President of the AMA, Dr Tony Bartone, views pill testing as an opportunity to educate people about the dangerous consequences of drugs. Picture: Kym Smith

"We have a serious problem, it is out of control, and we need to have a look at a raft of solutions … The actual episode of testing the pill is not just saying: 'Oh, that's an OK drug, you can take that.' It's an opportunity to try and inform [them] about the dangerous consequences and try to get an opportunity to give them education."

Critics of pill-testing say that it will only open the floodgates to more drug abuse, yet fail to look abroad to where the opposite has been true: studies out of the UK, Austria, Switzerland, and Germany indicated increased drug disposal after testing. In one study, nine out of ten respondents said despite taking illicit drugs, they'd never spoken with a healthcare professional about it before.

Pill testing is an opportunity to access young people. For trained professionals to speak with them, educate and encourage them to make better decisions.

Because if it was your child, 21, tipsy, peering into a little capsule filled with golden flecks, what would you prefer?

A test to clear-up what that pill contains and an explanation of the risk involved? Or a grumpy poster in the port-a-loos that she'll never even read?

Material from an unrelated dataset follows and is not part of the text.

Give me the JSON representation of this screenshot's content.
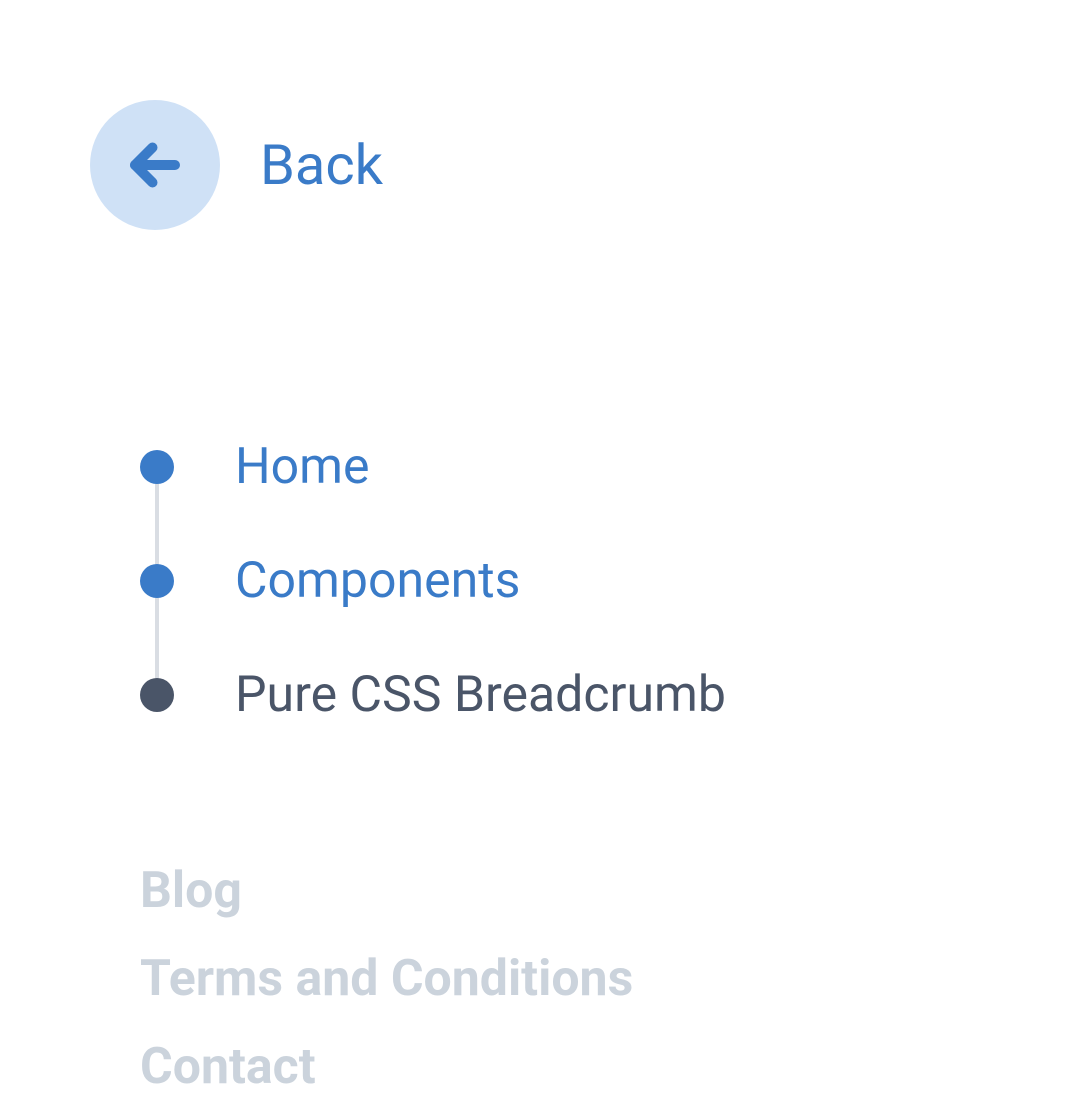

Michelle Andrews is a freelance writer and podcast host from Melbourne.